» **Work to be completed**
Every line in the records below that holds the word "JSON" is to be copied.

» **Records to process**
◆ ◆ ◆ ◆ ◆ ◆ ◆

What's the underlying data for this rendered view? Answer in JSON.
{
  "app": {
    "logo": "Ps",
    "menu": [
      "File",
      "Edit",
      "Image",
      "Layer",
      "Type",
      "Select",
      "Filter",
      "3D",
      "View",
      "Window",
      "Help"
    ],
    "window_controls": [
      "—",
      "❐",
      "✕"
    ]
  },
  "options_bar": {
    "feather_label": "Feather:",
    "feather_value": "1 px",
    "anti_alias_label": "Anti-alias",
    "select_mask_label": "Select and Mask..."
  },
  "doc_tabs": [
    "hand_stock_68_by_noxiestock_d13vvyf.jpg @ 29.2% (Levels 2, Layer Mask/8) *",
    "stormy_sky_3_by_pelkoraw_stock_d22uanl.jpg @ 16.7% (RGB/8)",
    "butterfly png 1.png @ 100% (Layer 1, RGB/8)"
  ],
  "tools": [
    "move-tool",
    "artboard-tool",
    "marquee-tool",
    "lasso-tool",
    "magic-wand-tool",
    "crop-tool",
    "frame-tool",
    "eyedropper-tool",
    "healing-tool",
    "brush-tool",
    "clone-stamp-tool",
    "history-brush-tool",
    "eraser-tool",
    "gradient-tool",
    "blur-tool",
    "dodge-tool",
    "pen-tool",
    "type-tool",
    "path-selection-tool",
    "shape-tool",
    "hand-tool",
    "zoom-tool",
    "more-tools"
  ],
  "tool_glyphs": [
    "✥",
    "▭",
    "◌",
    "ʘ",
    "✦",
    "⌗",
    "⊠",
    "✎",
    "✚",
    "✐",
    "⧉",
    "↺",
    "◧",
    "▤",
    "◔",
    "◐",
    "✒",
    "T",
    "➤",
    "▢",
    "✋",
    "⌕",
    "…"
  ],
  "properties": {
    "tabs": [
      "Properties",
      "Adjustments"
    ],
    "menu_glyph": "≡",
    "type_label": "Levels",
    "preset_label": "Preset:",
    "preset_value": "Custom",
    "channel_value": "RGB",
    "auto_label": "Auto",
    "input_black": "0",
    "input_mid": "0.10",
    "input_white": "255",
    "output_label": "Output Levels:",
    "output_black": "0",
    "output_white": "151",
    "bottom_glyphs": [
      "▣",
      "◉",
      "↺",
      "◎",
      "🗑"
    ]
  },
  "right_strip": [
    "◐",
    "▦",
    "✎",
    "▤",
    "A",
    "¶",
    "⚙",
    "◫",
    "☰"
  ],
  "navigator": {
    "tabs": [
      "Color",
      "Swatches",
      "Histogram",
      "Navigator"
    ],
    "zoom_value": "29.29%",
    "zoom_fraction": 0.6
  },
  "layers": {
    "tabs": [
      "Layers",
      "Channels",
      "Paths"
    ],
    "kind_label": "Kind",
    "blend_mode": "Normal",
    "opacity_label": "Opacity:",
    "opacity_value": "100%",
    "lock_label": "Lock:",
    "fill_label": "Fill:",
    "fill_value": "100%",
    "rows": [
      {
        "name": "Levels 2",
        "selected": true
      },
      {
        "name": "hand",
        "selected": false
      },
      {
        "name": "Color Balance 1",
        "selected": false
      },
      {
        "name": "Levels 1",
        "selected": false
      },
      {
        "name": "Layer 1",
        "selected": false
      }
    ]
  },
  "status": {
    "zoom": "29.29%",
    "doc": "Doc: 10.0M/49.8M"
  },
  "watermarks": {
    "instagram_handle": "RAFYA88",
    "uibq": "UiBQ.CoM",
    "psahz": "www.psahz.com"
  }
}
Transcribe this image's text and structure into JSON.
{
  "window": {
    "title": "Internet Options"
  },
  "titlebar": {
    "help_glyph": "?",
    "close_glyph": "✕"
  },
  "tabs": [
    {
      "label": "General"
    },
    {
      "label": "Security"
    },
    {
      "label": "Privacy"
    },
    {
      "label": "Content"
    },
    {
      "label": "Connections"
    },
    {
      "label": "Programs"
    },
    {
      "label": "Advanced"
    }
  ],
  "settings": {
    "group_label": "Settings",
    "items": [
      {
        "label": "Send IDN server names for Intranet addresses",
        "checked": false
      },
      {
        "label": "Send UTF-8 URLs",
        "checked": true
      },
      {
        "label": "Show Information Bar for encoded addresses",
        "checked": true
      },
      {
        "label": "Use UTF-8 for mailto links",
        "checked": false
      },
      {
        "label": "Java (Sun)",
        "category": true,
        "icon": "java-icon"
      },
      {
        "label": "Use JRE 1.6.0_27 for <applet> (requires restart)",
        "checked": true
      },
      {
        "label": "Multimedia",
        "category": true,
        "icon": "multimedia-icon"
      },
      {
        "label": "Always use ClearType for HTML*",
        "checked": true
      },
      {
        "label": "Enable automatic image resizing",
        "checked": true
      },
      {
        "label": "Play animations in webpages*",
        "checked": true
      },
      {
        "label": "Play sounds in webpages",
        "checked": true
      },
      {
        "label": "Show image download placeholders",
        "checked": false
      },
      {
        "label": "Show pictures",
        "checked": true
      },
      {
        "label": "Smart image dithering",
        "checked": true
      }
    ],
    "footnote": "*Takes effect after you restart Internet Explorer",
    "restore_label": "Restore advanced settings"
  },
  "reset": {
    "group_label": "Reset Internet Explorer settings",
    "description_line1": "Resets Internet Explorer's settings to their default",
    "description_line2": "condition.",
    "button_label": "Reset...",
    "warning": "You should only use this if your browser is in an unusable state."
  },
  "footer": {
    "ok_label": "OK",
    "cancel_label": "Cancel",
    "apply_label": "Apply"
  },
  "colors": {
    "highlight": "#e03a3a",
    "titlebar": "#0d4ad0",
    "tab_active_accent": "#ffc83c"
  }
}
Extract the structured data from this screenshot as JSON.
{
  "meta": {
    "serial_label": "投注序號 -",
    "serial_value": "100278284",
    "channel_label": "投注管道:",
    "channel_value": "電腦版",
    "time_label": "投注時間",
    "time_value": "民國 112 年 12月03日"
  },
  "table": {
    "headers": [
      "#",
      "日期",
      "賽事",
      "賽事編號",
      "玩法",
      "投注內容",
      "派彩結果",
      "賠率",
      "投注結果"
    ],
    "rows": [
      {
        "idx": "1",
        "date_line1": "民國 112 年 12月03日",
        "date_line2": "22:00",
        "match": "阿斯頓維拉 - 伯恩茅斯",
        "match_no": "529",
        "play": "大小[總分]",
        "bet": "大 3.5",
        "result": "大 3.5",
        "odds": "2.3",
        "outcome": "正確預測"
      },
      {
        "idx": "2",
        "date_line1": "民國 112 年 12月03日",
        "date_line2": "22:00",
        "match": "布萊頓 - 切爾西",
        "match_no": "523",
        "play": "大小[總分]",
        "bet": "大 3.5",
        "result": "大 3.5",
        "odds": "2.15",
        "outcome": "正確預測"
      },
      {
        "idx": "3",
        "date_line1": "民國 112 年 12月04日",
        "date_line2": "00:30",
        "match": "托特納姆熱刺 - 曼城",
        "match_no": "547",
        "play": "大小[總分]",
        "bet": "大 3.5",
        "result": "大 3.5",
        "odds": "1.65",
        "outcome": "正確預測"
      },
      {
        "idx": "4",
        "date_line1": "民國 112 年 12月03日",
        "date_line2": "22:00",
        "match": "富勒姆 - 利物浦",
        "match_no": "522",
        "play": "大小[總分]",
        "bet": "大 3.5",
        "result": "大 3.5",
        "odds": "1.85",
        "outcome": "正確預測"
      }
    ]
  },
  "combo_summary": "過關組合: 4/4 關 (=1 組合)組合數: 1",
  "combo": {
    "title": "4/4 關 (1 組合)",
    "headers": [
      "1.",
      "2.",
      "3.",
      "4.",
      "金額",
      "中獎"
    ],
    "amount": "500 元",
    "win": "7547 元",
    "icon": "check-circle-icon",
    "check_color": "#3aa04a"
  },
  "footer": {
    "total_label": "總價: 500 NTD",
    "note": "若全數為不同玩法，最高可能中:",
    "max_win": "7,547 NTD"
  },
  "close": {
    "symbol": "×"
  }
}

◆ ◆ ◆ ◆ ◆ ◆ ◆

» **Exercise solution**
What's the underlying data for this rendered view? Answer in JSON.
Transcribe this image's text and structure into JSON.
Extract the structured data from this screenshot as JSON.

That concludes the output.